Tennessee's bonded indebtedness fell from $6.118 billion to $5.861 billion during a six-month period ending June 30 -- a difference of $257 million, according to officials.
"This report contains good news for the taxpayers of Tennessee," state Comptroller Justin Wilson said in a news release. "Our state has low debt, high credit ratings and well-managed finances."
Wilson noted that refinancing of some debt also "created a present value savings of $61 million. And the state maintained high bond ratings from the country's three major rating agencies."
Tennessee's long-term general obligation bonds went down by $77.5 million while shorter-term commercial paper went up $74.2 million. State School Bond Authority debt rose $58.1 million.
The biggest decrease occurred at the Tennessee Housing Development Agency, where mortgage loans and principal outstanding fell $260 million to $2 billion during the Dec. 31-June 30 period.
In response to Chattanooga Times Free Press questions, Wilson spokesman Blake Fontenay said the decrease in general obligation debt outstanding primarily was because of principal maturities and repayments.
"The increase in commercial paper outstanding is from short-term financing of capital projects [which eventually will be refinanced with long-term debt]," he said.
The THDA decrease in outstanding debt "was primarily due to bond principal maturities and mortgage prepayments that result in bond principal redemptions."
Because of low interest rates in the mortgage market, Fontenay said, "there are homeowners that are refinancing their homes at lower interest rates, which result in mortgage prepayments."
In 2011, Wilson told state lawmakers that Tennessee had one of the lowest general obligation bond debt burdens among states, at about $300 per person.
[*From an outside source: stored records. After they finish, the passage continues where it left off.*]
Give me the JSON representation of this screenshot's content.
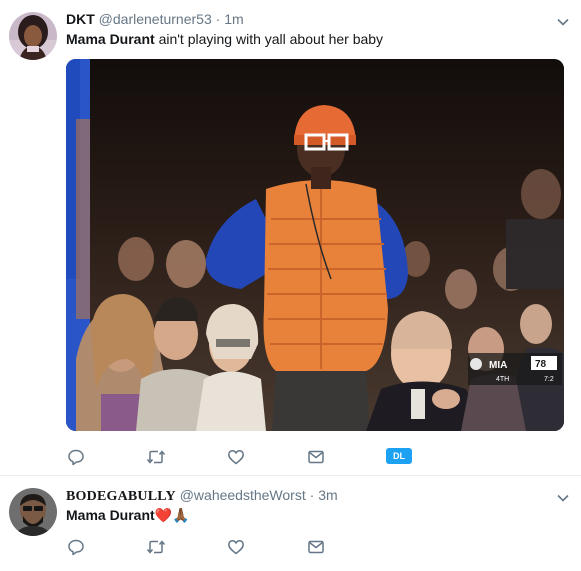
{
  "tweets": [
    {
      "display_name": "DKT",
      "handle": "@darleneturner53",
      "separator": "·",
      "time": "1m",
      "text_bold": "Mama Durant",
      "text_rest": " ain't playing with yall about her baby",
      "media": {
        "scoreboard_team": "MIA",
        "scoreboard_score": "78",
        "scoreboard_period": "4TH",
        "scoreboard_clock": "7:2"
      },
      "actions": [
        "reply-icon",
        "retweet-icon",
        "like-icon",
        "message-icon"
      ],
      "badge_label": "DL",
      "accent_color": "#1da1f2"
    },
    {
      "display_name": "BODEGABULLY",
      "handle": "@waheedstheWorst",
      "separator": "·",
      "time": "3m",
      "text_bold": "Mama Durant",
      "emoji": "❤️🙏🏾",
      "actions": [
        "reply-icon",
        "retweet-icon",
        "like-icon",
        "message-icon"
      ]
    }
  ]
}
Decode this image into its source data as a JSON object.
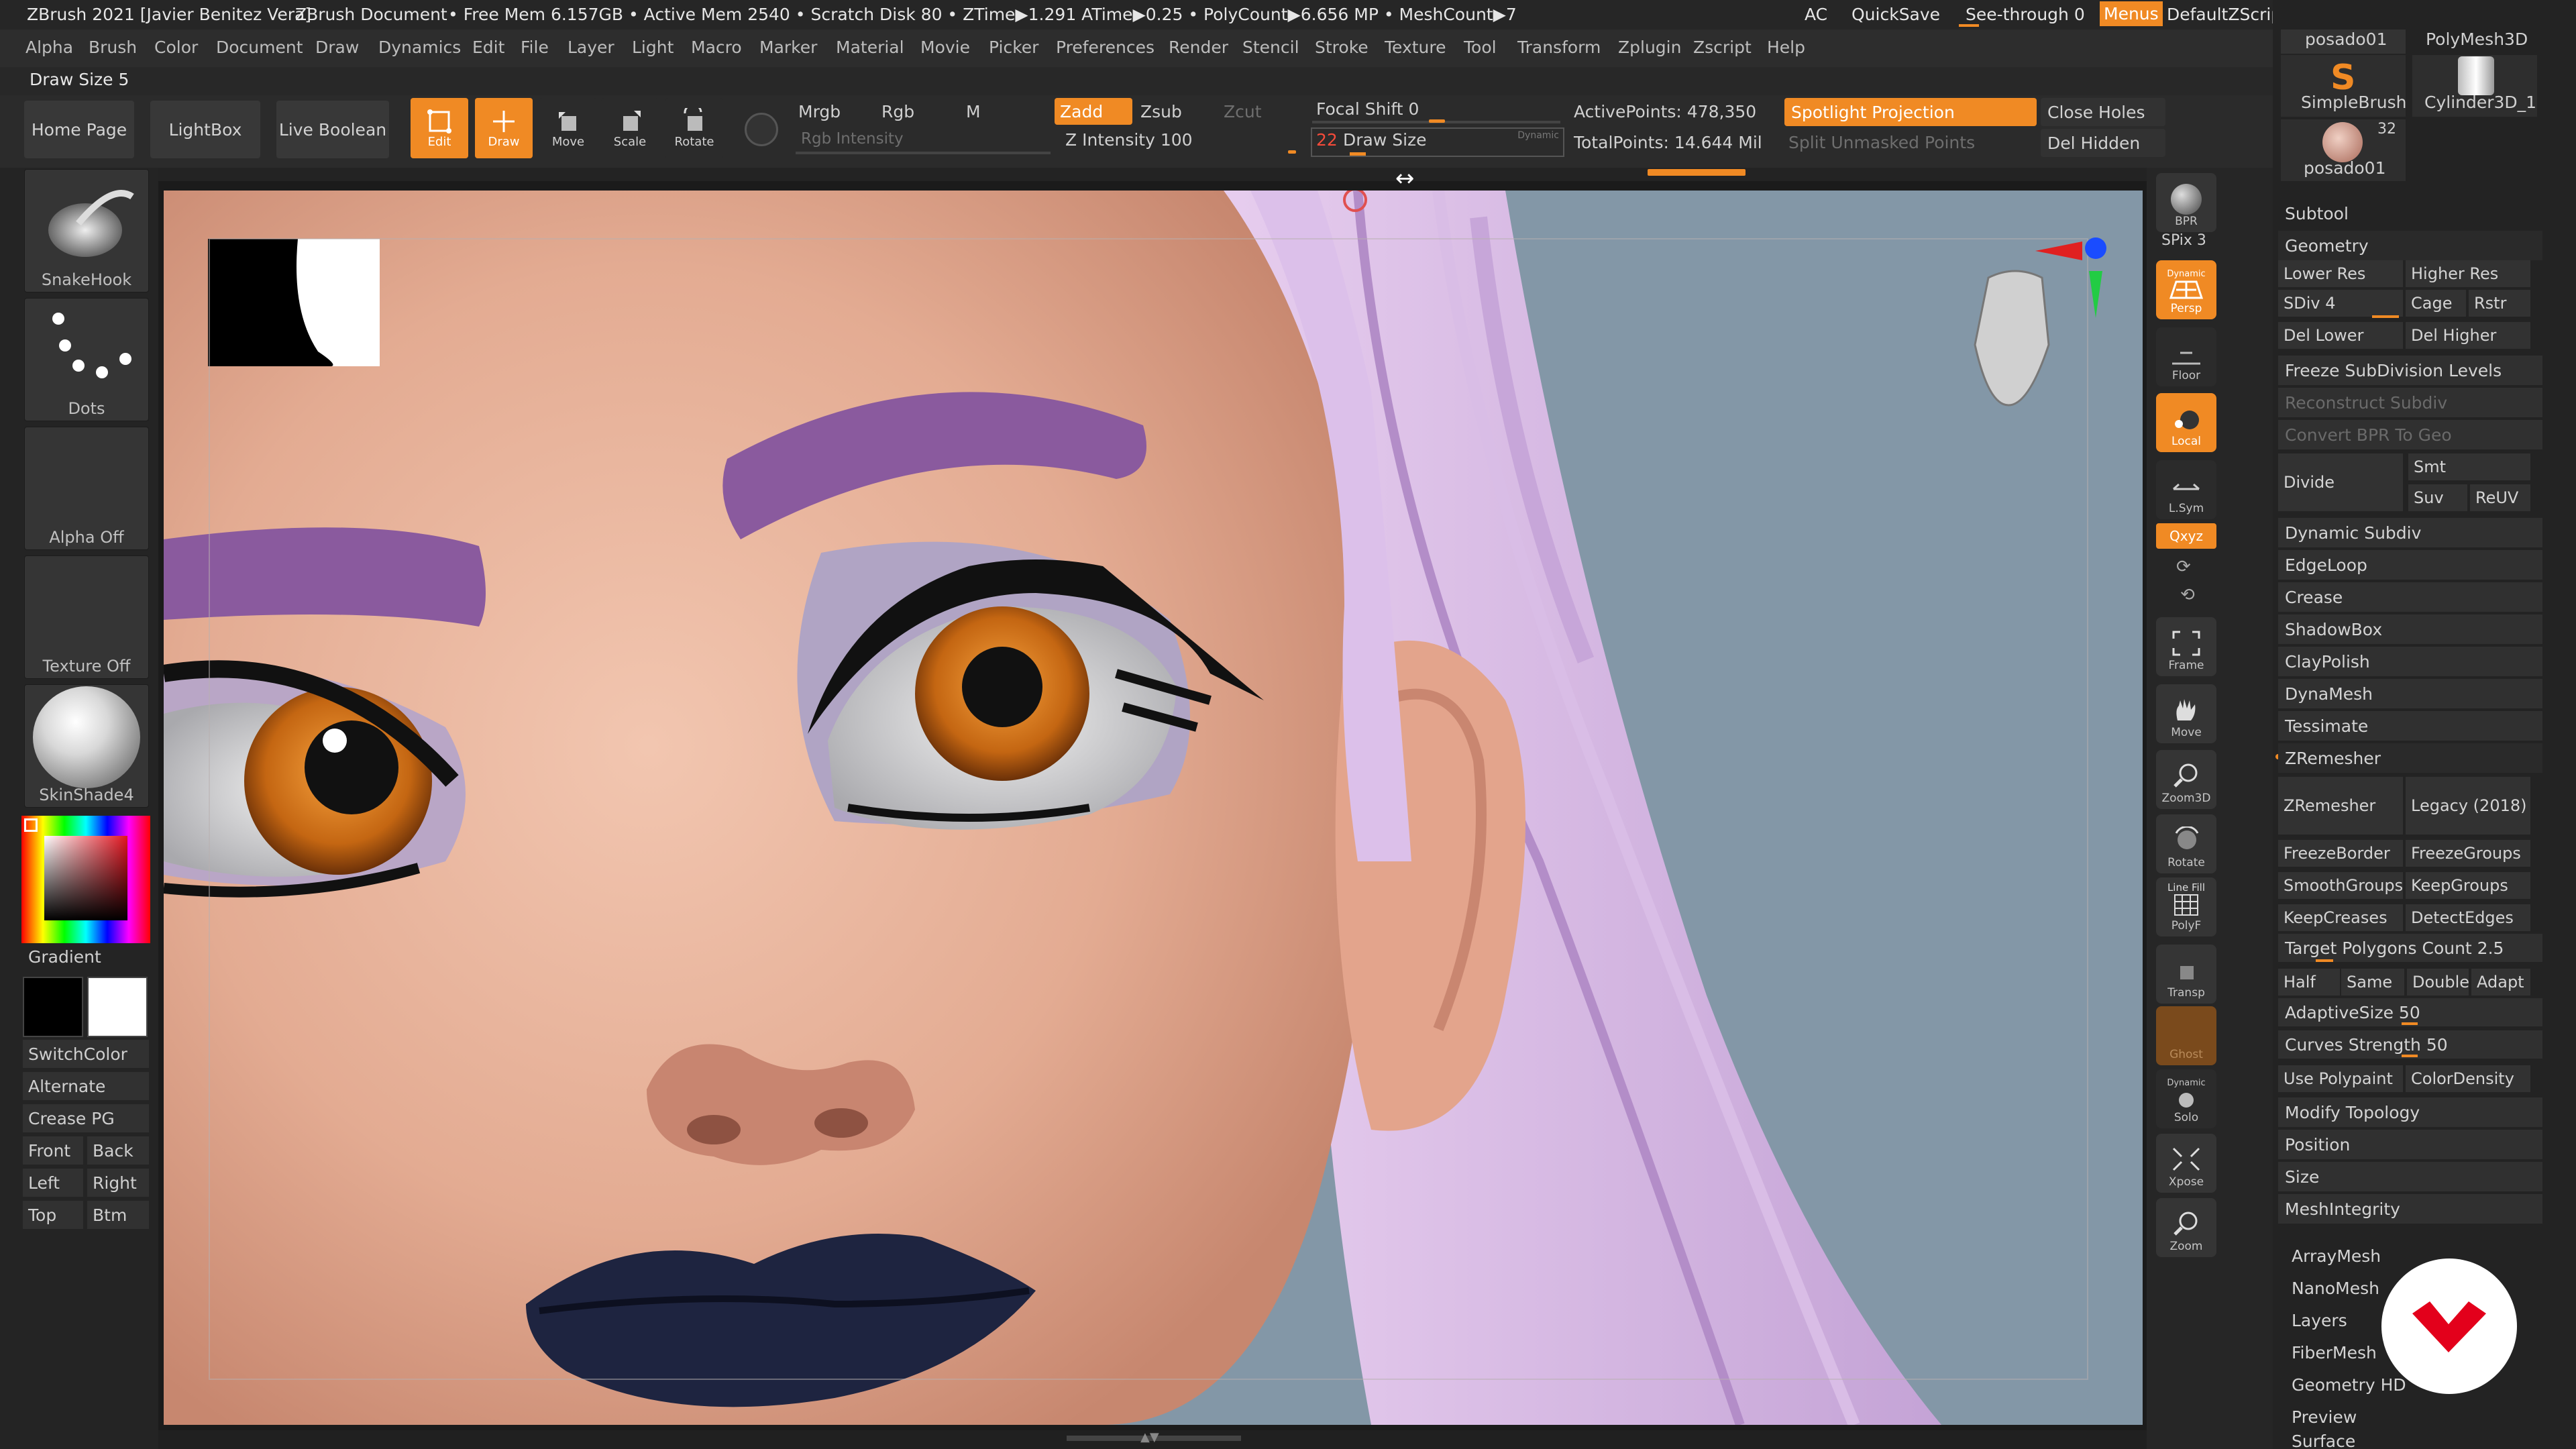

While there are various measures on rankings, none places Tennessee higher than 46th.
Contact staff writer Andy Sher at firstname.lastname@example.org or 615-255-0550.